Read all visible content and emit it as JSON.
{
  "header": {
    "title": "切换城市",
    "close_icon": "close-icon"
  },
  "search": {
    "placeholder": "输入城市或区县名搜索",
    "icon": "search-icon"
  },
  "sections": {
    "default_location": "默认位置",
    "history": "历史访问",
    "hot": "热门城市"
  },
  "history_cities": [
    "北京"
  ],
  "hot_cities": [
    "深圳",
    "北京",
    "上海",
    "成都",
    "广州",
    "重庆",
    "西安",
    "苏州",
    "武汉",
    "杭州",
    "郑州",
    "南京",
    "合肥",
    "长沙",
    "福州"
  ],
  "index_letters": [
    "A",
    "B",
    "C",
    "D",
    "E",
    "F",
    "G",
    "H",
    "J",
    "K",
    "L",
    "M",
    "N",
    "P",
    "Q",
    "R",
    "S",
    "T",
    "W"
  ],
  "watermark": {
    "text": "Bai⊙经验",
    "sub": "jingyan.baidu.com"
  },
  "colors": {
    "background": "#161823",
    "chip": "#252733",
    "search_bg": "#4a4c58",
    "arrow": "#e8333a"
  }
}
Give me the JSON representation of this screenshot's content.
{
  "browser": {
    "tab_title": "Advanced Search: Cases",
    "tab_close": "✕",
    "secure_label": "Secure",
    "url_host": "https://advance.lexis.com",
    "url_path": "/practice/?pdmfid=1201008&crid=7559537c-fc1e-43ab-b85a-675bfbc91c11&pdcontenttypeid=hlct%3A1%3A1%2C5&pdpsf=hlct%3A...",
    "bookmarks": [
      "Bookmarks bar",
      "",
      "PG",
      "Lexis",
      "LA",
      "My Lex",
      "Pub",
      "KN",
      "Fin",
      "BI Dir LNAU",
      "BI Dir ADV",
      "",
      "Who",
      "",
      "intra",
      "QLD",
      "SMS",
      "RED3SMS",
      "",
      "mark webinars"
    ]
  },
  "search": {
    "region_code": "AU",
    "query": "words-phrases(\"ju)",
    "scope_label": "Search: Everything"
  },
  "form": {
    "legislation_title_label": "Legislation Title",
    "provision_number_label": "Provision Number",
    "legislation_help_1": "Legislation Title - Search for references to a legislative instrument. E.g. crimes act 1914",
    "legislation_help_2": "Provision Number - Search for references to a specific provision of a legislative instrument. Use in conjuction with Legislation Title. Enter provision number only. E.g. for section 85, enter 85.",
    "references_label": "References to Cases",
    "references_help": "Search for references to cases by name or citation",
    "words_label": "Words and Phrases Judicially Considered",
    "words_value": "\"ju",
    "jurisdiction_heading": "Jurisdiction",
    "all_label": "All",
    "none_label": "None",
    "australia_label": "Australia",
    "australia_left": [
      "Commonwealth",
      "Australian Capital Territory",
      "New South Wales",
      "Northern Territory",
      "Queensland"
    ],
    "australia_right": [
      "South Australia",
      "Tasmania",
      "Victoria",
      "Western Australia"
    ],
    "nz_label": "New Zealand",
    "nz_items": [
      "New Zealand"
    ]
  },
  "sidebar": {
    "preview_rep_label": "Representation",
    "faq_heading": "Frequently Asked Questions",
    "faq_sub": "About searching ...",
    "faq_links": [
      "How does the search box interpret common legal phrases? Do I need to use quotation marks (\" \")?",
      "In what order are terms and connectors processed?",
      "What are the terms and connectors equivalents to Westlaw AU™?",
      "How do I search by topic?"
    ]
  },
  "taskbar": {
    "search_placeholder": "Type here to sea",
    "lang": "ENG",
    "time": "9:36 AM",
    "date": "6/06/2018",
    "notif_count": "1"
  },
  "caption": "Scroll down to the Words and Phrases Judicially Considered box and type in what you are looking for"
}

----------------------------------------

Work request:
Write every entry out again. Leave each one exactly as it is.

Exercise response:
Read all visible content and emit it as JSON.
{
  "header": {
    "title": "切换城市",
    "close_icon": "close-icon"
  },
  "search": {
    "placeholder": "输入城市或区县名搜索",
    "icon": "search-icon"
  },
  "sections": {
    "default_location": "默认位置",
    "history": "历史访问",
    "hot": "热门城市"
  },
  "history_cities": [
    "北京"
  ],
  "hot_cities": [
    "深圳",
    "北京",
    "上海",
    "成都",
    "广州",
    "重庆",
    "西安",
    "苏州",
    "武汉",
    "杭州",
    "郑州",
    "南京",
    "合肥",
    "长沙",
    "福州"
  ],
  "index_letters": [
    "A",
    "B",
    "C",
    "D",
    "E",
    "F",
    "G",
    "H",
    "J",
    "K",
    "L",
    "M",
    "N",
    "P",
    "Q",
    "R",
    "S",
    "T",
    "W"
  ],
  "watermark": {
    "text": "Bai⊙经验",
    "sub": "jingyan.baidu.com"
  },
  "colors": {
    "background": "#161823",
    "chip": "#252733",
    "search_bg": "#4a4c58",
    "arrow": "#e8333a"
  }
}
Give me the JSON representation of this screenshot's content.
{
  "browser": {
    "tab_title": "Advanced Search: Cases",
    "tab_close": "✕",
    "secure_label": "Secure",
    "url_host": "https://advance.lexis.com",
    "url_path": "/practice/?pdmfid=1201008&crid=7559537c-fc1e-43ab-b85a-675bfbc91c11&pdcontenttypeid=hlct%3A1%3A1%2C5&pdpsf=hlct%3A...",
    "bookmarks": [
      "Bookmarks bar",
      "",
      "PG",
      "Lexis",
      "LA",
      "My Lex",
      "Pub",
      "KN",
      "Fin",
      "BI Dir LNAU",
      "BI Dir ADV",
      "",
      "Who",
      "",
      "intra",
      "QLD",
      "SMS",
      "RED3SMS",
      "",
      "mark webinars"
    ]
  },
  "search": {
    "region_code": "AU",
    "query": "words-phrases(\"ju)",
    "scope_label": "Search: Everything"
  },
  "form": {
    "legislation_title_label": "Legislation Title",
    "provision_number_label": "Provision Number",
    "legislation_help_1": "Legislation Title - Search for references to a legislative instrument. E.g. crimes act 1914",
    "legislation_help_2": "Provision Number - Search for references to a specific provision of a legislative instrument. Use in conjuction with Legislation Title. Enter provision number only. E.g. for section 85, enter 85.",
    "references_label": "References to Cases",
    "references_help": "Search for references to cases by name or citation",
    "words_label": "Words and Phrases Judicially Considered",
    "words_value": "\"ju",
    "jurisdiction_heading": "Jurisdiction",
    "all_label": "All",
    "none_label": "None",
    "australia_label": "Australia",
    "australia_left": [
      "Commonwealth",
      "Australian Capital Territory",
      "New South Wales",
      "Northern Territory",
      "Queensland"
    ],
    "australia_right": [
      "South Australia",
      "Tasmania",
      "Victoria",
      "Western Australia"
    ],
    "nz_label": "New Zealand",
    "nz_items": [
      "New Zealand"
    ]
  },
  "sidebar": {
    "preview_rep_label": "Representation",
    "faq_heading": "Frequently Asked Questions",
    "faq_sub": "About searching ...",
    "faq_links": [
      "How does the search box interpret common legal phrases? Do I need to use quotation marks (\" \")?",
      "In what order are terms and connectors processed?",
      "What are the terms and connectors equivalents to Westlaw AU™?",
      "How do I search by topic?"
    ]
  },
  "taskbar": {
    "search_placeholder": "Type here to sea",
    "lang": "ENG",
    "time": "9:36 AM",
    "date": "6/06/2018",
    "notif_count": "1"
  },
  "caption": "Scroll down to the Words and Phrases Judicially Considered box and type in what you are looking for"
}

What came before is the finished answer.